### Web page and app entries
· · · ·

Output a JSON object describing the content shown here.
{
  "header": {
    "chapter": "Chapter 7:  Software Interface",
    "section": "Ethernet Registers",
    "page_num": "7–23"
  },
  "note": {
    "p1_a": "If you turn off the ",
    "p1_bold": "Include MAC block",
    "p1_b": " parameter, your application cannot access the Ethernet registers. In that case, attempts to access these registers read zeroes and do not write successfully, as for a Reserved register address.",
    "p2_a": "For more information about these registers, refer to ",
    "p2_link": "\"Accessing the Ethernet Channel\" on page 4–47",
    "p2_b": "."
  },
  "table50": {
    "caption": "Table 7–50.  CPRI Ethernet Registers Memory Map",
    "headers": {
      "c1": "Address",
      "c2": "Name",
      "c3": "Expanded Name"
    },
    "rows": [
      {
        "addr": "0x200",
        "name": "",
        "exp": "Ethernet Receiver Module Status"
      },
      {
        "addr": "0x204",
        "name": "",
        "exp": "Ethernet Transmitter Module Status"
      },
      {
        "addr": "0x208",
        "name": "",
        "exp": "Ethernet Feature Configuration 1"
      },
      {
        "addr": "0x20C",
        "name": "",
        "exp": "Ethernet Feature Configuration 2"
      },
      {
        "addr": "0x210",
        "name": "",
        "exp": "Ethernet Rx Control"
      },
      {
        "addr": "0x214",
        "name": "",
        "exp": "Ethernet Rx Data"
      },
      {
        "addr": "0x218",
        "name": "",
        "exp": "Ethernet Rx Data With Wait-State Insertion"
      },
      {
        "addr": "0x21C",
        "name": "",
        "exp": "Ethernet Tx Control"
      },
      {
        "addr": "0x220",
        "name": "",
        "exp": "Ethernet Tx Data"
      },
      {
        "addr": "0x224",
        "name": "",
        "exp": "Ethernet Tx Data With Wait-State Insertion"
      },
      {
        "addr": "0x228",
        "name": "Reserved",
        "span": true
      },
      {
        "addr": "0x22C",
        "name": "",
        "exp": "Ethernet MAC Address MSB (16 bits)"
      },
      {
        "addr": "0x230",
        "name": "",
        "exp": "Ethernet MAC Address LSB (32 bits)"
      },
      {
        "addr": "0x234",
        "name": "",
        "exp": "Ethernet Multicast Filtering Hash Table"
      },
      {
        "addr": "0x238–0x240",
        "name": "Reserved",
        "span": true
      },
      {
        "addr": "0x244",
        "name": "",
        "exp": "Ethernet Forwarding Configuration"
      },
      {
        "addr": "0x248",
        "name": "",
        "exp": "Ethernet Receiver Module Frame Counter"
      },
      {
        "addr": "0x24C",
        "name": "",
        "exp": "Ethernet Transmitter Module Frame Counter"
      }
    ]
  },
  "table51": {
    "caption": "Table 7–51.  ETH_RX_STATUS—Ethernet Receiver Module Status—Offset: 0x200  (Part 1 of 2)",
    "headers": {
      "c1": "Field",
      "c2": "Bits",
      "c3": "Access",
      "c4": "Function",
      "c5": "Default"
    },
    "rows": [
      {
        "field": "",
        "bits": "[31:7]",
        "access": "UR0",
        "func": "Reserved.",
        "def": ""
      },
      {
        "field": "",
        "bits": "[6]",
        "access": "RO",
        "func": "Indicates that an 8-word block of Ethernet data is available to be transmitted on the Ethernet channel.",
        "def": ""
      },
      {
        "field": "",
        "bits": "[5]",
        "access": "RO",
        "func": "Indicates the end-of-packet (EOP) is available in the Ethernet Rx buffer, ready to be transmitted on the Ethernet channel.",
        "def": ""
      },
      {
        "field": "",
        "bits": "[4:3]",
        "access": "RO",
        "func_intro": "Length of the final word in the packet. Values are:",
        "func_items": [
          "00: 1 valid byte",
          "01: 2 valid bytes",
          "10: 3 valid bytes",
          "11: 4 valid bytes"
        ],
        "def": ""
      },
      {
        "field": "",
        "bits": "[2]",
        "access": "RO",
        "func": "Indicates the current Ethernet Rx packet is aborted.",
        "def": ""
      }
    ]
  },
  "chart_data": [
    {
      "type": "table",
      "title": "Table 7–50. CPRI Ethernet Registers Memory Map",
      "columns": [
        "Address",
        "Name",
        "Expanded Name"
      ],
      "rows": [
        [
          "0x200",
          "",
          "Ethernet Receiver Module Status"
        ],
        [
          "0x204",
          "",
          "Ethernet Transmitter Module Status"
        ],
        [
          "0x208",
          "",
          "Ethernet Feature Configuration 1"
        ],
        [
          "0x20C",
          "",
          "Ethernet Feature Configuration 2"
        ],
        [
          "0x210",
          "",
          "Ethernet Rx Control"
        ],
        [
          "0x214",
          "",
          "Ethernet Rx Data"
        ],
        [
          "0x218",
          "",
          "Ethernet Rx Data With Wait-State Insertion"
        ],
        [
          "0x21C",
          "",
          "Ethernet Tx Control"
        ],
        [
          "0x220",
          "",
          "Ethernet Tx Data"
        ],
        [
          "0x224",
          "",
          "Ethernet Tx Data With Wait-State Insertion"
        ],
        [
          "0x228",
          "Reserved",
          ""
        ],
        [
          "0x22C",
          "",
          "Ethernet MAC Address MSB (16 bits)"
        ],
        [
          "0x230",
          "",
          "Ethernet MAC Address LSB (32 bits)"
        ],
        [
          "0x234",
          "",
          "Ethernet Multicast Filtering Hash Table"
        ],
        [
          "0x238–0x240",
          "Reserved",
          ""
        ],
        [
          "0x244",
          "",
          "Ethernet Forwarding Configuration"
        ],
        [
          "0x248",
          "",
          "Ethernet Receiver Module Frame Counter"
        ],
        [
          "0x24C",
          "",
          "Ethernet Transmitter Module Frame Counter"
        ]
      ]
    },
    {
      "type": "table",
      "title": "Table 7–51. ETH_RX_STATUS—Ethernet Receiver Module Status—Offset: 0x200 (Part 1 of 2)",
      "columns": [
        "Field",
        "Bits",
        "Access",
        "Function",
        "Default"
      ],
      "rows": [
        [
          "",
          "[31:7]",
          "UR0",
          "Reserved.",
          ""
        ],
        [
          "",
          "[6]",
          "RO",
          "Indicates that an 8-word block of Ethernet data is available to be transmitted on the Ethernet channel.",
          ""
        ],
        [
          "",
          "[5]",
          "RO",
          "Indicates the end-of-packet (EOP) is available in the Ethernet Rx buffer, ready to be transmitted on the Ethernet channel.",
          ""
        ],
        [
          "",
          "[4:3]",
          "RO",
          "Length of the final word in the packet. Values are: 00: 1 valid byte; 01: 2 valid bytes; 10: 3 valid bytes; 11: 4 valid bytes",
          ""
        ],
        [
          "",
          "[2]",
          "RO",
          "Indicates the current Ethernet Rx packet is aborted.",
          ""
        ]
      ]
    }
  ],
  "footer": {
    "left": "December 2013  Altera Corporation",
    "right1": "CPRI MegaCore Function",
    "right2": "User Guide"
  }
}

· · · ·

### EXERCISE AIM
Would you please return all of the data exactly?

### WORKED SOLUTION
Output a JSON object describing the content shown here.
{
  "header": {
    "chapter": "Chapter 7:  Software Interface",
    "section": "Ethernet Registers",
    "page_num": "7–23"
  },
  "note": {
    "p1_a": "If you turn off the ",
    "p1_bold": "Include MAC block",
    "p1_b": " parameter, your application cannot access the Ethernet registers. In that case, attempts to access these registers read zeroes and do not write successfully, as for a Reserved register address.",
    "p2_a": "For more information about these registers, refer to ",
    "p2_link": "\"Accessing the Ethernet Channel\" on page 4–47",
    "p2_b": "."
  },
  "table50": {
    "caption": "Table 7–50.  CPRI Ethernet Registers Memory Map",
    "headers": {
      "c1": "Address",
      "c2": "Name",
      "c3": "Expanded Name"
    },
    "rows": [
      {
        "addr": "0x200",
        "name": "",
        "exp": "Ethernet Receiver Module Status"
      },
      {
        "addr": "0x204",
        "name": "",
        "exp": "Ethernet Transmitter Module Status"
      },
      {
        "addr": "0x208",
        "name": "",
        "exp": "Ethernet Feature Configuration 1"
      },
      {
        "addr": "0x20C",
        "name": "",
        "exp": "Ethernet Feature Configuration 2"
      },
      {
        "addr": "0x210",
        "name": "",
        "exp": "Ethernet Rx Control"
      },
      {
        "addr": "0x214",
        "name": "",
        "exp": "Ethernet Rx Data"
      },
      {
        "addr": "0x218",
        "name": "",
        "exp": "Ethernet Rx Data With Wait-State Insertion"
      },
      {
        "addr": "0x21C",
        "name": "",
        "exp": "Ethernet Tx Control"
      },
      {
        "addr": "0x220",
        "name": "",
        "exp": "Ethernet Tx Data"
      },
      {
        "addr": "0x224",
        "name": "",
        "exp": "Ethernet Tx Data With Wait-State Insertion"
      },
      {
        "addr": "0x228",
        "name": "Reserved",
        "span": true
      },
      {
        "addr": "0x22C",
        "name": "",
        "exp": "Ethernet MAC Address MSB (16 bits)"
      },
      {
        "addr": "0x230",
        "name": "",
        "exp": "Ethernet MAC Address LSB (32 bits)"
      },
      {
        "addr": "0x234",
        "name": "",
        "exp": "Ethernet Multicast Filtering Hash Table"
      },
      {
        "addr": "0x238–0x240",
        "name": "Reserved",
        "span": true
      },
      {
        "addr": "0x244",
        "name": "",
        "exp": "Ethernet Forwarding Configuration"
      },
      {
        "addr": "0x248",
        "name": "",
        "exp": "Ethernet Receiver Module Frame Counter"
      },
      {
        "addr": "0x24C",
        "name": "",
        "exp": "Ethernet Transmitter Module Frame Counter"
      }
    ]
  },
  "table51": {
    "caption": "Table 7–51.  ETH_RX_STATUS—Ethernet Receiver Module Status—Offset: 0x200  (Part 1 of 2)",
    "headers": {
      "c1": "Field",
      "c2": "Bits",
      "c3": "Access",
      "c4": "Function",
      "c5": "Default"
    },
    "rows": [
      {
        "field": "",
        "bits": "[31:7]",
        "access": "UR0",
        "func": "Reserved.",
        "def": ""
      },
      {
        "field": "",
        "bits": "[6]",
        "access": "RO",
        "func": "Indicates that an 8-word block of Ethernet data is available to be transmitted on the Ethernet channel.",
        "def": ""
      },
      {
        "field": "",
        "bits": "[5]",
        "access": "RO",
        "func": "Indicates the end-of-packet (EOP) is available in the Ethernet Rx buffer, ready to be transmitted on the Ethernet channel.",
        "def": ""
      },
      {
        "field": "",
        "bits": "[4:3]",
        "access": "RO",
        "func_intro": "Length of the final word in the packet. Values are:",
        "func_items": [
          "00: 1 valid byte",
          "01: 2 valid bytes",
          "10: 3 valid bytes",
          "11: 4 valid bytes"
        ],
        "def": ""
      },
      {
        "field": "",
        "bits": "[2]",
        "access": "RO",
        "func": "Indicates the current Ethernet Rx packet is aborted.",
        "def": ""
      }
    ]
  },
  "chart_data": [
    {
      "type": "table",
      "title": "Table 7–50. CPRI Ethernet Registers Memory Map",
      "columns": [
        "Address",
        "Name",
        "Expanded Name"
      ],
      "rows": [
        [
          "0x200",
          "",
          "Ethernet Receiver Module Status"
        ],
        [
          "0x204",
          "",
          "Ethernet Transmitter Module Status"
        ],
        [
          "0x208",
          "",
          "Ethernet Feature Configuration 1"
        ],
        [
          "0x20C",
          "",
          "Ethernet Feature Configuration 2"
        ],
        [
          "0x210",
          "",
          "Ethernet Rx Control"
        ],
        [
          "0x214",
          "",
          "Ethernet Rx Data"
        ],
        [
          "0x218",
          "",
          "Ethernet Rx Data With Wait-State Insertion"
        ],
        [
          "0x21C",
          "",
          "Ethernet Tx Control"
        ],
        [
          "0x220",
          "",
          "Ethernet Tx Data"
        ],
        [
          "0x224",
          "",
          "Ethernet Tx Data With Wait-State Insertion"
        ],
        [
          "0x228",
          "Reserved",
          ""
        ],
        [
          "0x22C",
          "",
          "Ethernet MAC Address MSB (16 bits)"
        ],
        [
          "0x230",
          "",
          "Ethernet MAC Address LSB (32 bits)"
        ],
        [
          "0x234",
          "",
          "Ethernet Multicast Filtering Hash Table"
        ],
        [
          "0x238–0x240",
          "Reserved",
          ""
        ],
        [
          "0x244",
          "",
          "Ethernet Forwarding Configuration"
        ],
        [
          "0x248",
          "",
          "Ethernet Receiver Module Frame Counter"
        ],
        [
          "0x24C",
          "",
          "Ethernet Transmitter Module Frame Counter"
        ]
      ]
    },
    {
      "type": "table",
      "title": "Table 7–51. ETH_RX_STATUS—Ethernet Receiver Module Status—Offset: 0x200 (Part 1 of 2)",
      "columns": [
        "Field",
        "Bits",
        "Access",
        "Function",
        "Default"
      ],
      "rows": [
        [
          "",
          "[31:7]",
          "UR0",
          "Reserved.",
          ""
        ],
        [
          "",
          "[6]",
          "RO",
          "Indicates that an 8-word block of Ethernet data is available to be transmitted on the Ethernet channel.",
          ""
        ],
        [
          "",
          "[5]",
          "RO",
          "Indicates the end-of-packet (EOP) is available in the Ethernet Rx buffer, ready to be transmitted on the Ethernet channel.",
          ""
        ],
        [
          "",
          "[4:3]",
          "RO",
          "Length of the final word in the packet. Values are: 00: 1 valid byte; 01: 2 valid bytes; 10: 3 valid bytes; 11: 4 valid bytes",
          ""
        ],
        [
          "",
          "[2]",
          "RO",
          "Indicates the current Ethernet Rx packet is aborted.",
          ""
        ]
      ]
    }
  ],
  "footer": {
    "left": "December 2013  Altera Corporation",
    "right1": "CPRI MegaCore Function",
    "right2": "User Guide"
  }
}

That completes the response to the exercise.